[Your instructions]:
Find each line of the entries with the string "icon", please, and copy it.

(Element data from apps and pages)
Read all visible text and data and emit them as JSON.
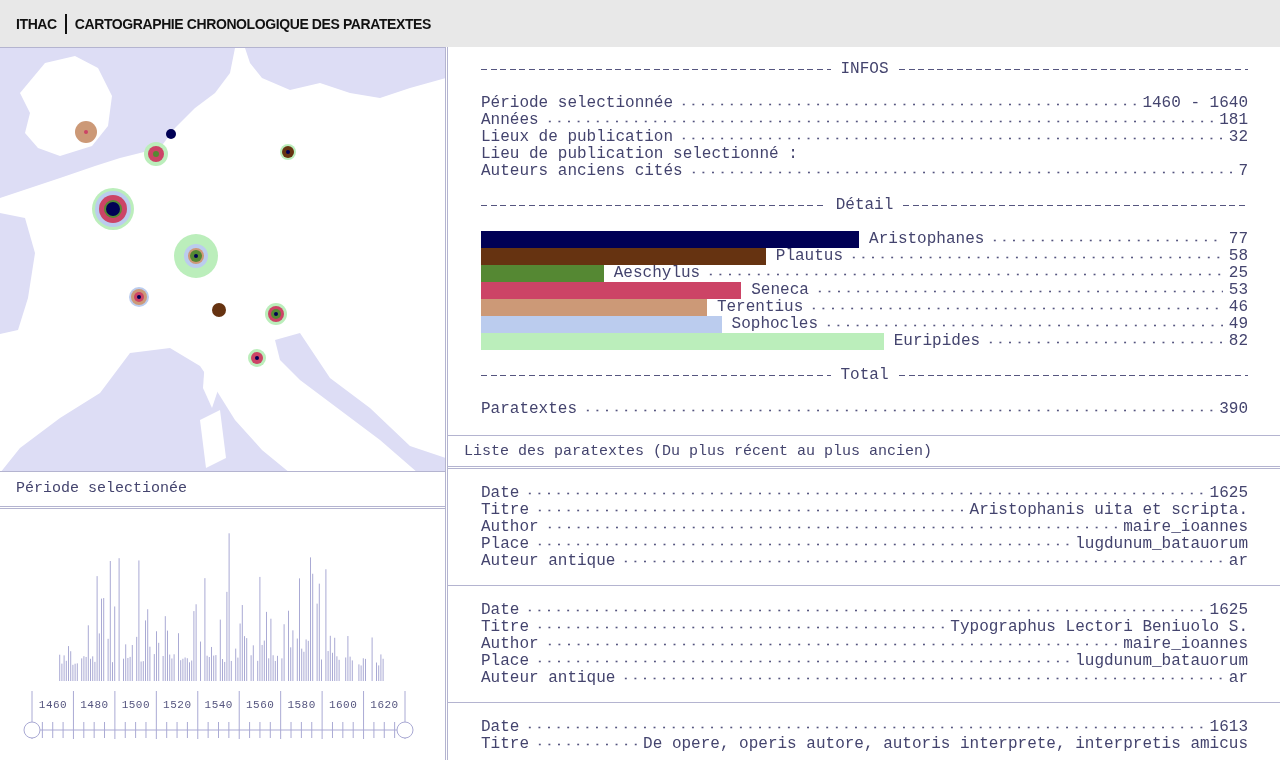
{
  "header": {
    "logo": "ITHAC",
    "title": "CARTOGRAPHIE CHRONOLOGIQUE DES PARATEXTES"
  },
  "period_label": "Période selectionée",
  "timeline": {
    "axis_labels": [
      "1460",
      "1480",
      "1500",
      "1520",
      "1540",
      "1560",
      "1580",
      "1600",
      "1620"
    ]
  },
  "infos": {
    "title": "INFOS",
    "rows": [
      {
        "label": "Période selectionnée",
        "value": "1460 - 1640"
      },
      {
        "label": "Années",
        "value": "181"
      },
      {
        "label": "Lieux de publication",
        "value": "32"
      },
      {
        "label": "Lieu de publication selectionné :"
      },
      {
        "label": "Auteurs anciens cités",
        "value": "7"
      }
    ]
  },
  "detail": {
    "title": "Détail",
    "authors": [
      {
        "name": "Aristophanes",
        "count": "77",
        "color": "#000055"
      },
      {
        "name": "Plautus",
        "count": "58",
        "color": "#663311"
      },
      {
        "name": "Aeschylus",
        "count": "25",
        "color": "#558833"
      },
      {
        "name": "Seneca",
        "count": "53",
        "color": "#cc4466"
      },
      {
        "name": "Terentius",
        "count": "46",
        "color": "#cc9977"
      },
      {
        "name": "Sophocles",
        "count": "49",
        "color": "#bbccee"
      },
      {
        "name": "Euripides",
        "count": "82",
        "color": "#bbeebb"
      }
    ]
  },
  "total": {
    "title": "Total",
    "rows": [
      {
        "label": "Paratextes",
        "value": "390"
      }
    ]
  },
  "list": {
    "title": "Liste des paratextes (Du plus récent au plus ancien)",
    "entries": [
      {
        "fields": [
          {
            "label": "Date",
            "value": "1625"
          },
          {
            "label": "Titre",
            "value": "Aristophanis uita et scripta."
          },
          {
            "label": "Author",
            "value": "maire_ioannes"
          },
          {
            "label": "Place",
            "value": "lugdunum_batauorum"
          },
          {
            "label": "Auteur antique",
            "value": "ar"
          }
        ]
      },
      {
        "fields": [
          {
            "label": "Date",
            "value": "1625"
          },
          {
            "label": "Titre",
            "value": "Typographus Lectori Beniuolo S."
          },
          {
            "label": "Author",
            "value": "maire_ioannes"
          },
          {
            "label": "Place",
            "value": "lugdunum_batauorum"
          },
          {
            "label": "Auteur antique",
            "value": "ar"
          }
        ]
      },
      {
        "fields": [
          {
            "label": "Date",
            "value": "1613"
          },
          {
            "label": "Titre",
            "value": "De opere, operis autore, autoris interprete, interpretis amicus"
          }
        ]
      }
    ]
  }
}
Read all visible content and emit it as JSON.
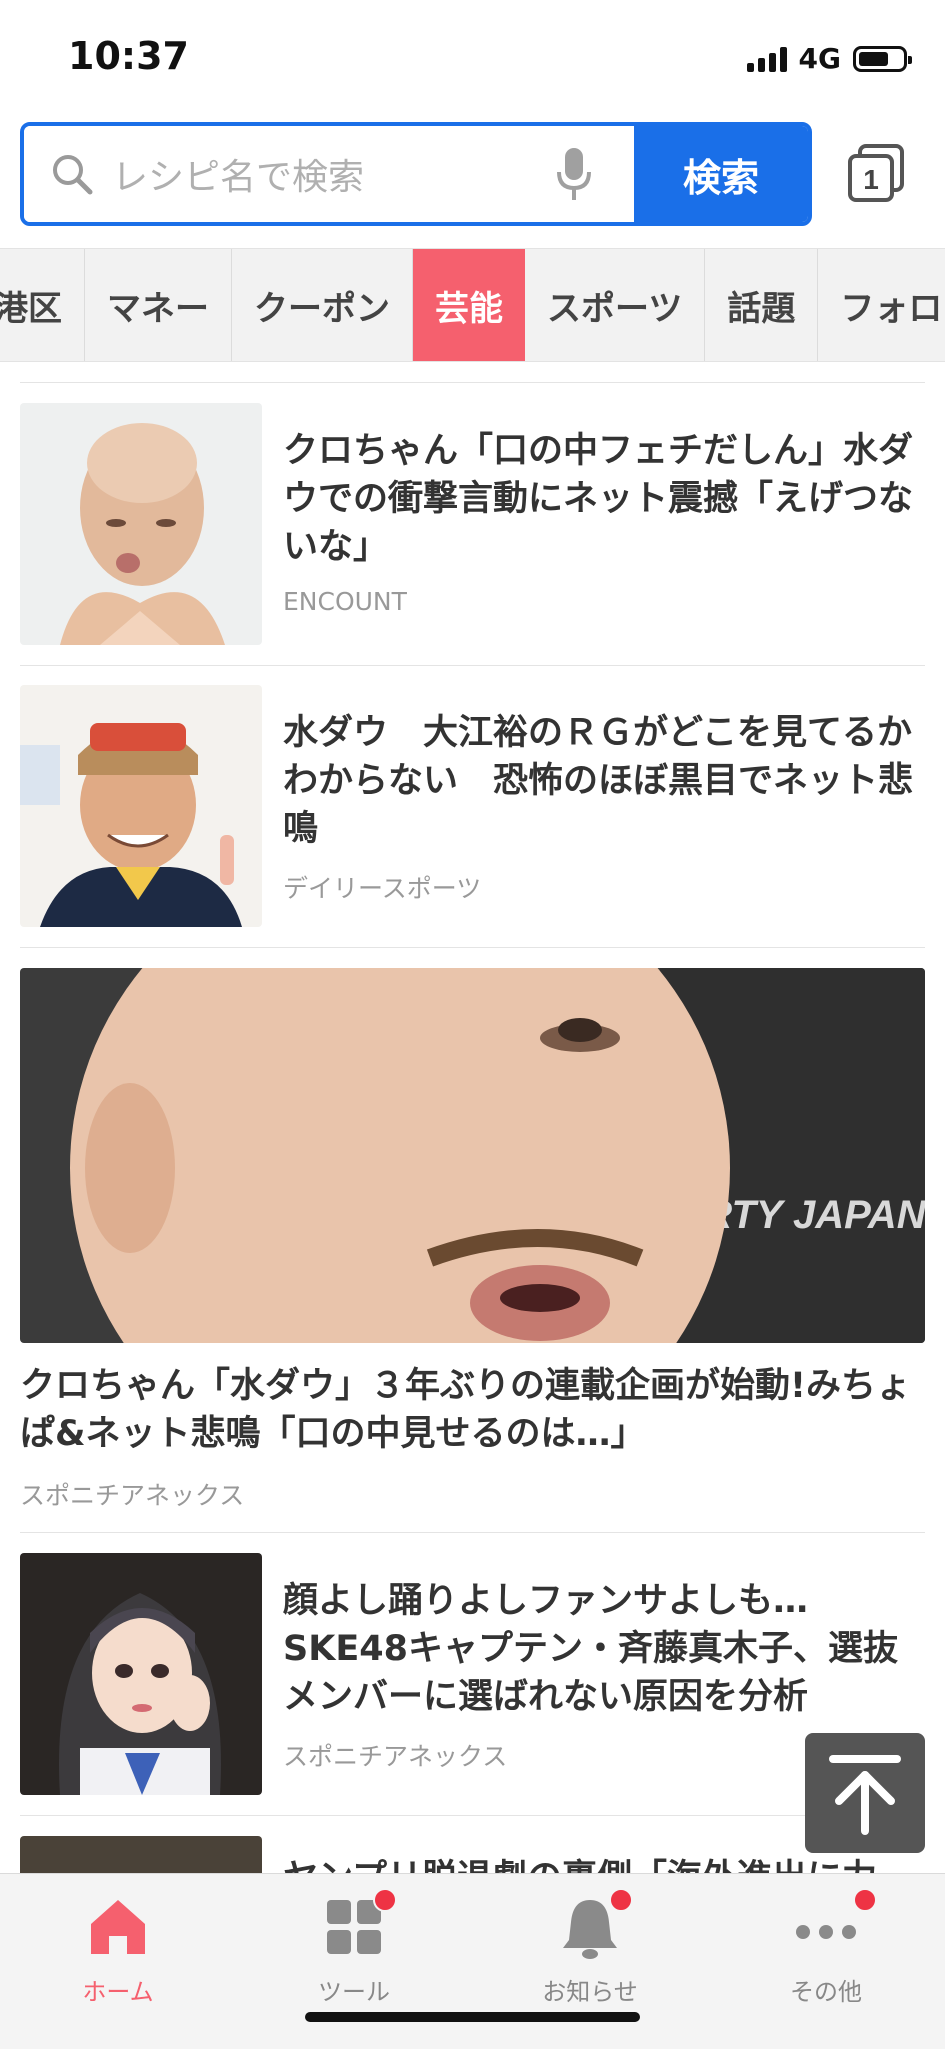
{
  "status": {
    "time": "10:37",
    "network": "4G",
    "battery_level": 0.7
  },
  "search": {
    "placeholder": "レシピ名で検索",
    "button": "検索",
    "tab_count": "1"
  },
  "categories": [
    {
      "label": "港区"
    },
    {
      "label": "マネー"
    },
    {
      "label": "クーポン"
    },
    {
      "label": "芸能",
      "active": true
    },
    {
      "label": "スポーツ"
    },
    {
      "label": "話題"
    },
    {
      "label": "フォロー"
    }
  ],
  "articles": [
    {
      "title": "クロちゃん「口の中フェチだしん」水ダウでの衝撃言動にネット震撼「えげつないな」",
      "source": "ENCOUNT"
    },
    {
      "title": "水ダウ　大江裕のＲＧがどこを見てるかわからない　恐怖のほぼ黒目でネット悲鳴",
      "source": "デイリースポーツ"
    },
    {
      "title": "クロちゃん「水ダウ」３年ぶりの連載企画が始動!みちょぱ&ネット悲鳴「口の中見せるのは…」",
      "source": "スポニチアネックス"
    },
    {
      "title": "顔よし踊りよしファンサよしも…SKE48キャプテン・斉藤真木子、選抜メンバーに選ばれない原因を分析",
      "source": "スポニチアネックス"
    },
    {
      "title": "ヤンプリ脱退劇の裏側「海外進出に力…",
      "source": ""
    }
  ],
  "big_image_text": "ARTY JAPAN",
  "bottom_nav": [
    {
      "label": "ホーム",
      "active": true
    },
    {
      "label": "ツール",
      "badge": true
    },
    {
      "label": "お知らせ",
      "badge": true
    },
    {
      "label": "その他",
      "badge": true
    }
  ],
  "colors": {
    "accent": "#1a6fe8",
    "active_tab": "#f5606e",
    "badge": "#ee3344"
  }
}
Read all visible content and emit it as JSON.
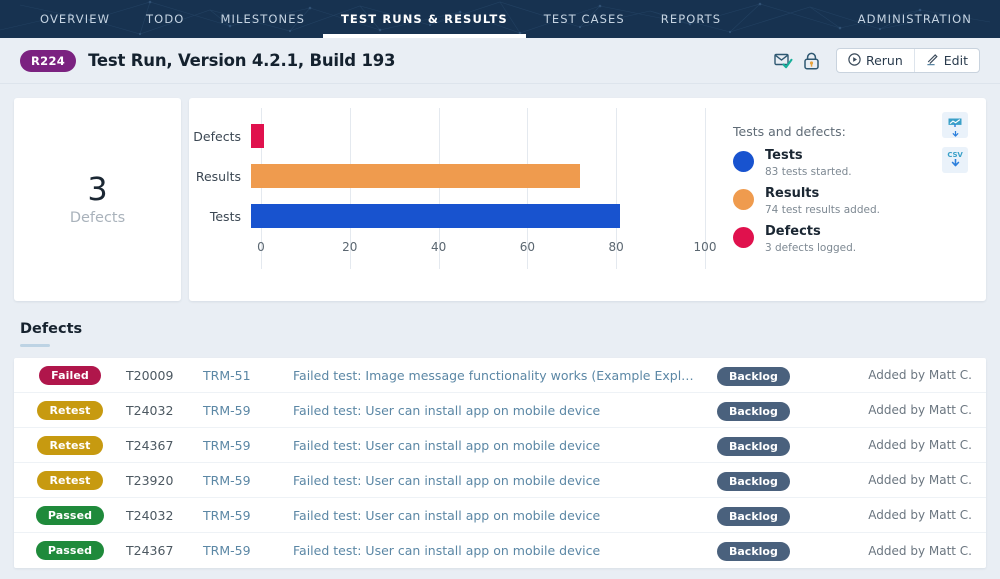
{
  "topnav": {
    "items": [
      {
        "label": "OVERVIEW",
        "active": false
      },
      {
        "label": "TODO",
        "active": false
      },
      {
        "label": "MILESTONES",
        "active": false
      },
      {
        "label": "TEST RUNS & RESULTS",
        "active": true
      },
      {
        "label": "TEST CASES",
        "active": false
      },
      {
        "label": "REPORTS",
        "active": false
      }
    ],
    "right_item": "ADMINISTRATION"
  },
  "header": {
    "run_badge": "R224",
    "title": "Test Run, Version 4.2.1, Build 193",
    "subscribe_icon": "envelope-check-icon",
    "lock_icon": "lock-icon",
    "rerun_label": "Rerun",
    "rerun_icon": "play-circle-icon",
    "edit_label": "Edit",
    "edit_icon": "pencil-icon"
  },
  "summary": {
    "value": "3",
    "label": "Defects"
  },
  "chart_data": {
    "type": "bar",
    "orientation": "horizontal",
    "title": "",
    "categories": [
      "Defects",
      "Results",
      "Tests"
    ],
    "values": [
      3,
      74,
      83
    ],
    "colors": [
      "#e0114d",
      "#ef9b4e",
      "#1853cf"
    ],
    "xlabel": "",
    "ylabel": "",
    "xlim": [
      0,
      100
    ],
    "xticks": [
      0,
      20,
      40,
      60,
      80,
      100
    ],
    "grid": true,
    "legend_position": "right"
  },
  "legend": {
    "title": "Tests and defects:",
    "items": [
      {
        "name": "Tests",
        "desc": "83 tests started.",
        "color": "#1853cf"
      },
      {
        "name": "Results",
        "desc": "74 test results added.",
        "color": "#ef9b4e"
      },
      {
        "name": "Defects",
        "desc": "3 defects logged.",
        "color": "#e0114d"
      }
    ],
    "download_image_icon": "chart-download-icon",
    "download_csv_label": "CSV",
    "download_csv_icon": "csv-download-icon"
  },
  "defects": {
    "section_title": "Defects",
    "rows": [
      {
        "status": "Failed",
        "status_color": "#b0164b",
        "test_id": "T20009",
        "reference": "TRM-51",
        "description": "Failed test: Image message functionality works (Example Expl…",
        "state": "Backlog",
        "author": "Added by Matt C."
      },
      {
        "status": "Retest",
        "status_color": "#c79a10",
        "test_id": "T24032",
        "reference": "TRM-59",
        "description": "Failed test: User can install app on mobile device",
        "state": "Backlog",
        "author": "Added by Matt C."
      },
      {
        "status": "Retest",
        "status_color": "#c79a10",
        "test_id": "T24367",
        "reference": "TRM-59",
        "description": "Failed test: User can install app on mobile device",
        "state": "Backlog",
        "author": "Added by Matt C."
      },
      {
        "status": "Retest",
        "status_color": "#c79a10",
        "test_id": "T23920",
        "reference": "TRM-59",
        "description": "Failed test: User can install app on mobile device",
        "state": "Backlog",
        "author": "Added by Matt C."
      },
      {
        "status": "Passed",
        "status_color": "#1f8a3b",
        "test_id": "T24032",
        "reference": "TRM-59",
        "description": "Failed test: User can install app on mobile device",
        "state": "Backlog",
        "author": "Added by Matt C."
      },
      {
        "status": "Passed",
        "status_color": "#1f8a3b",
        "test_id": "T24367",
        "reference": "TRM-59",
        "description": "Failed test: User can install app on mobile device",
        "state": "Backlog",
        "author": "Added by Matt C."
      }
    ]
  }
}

[Final answer]:
    "subscribe_icon": "envelope-check-icon",
    "lock_icon": "lock-icon",
    "rerun_icon": "play-circle-icon",
    "edit_icon": "pencil-icon"
    "download_image_icon": "chart-download-icon",
    "download_csv_icon": "csv-download-icon"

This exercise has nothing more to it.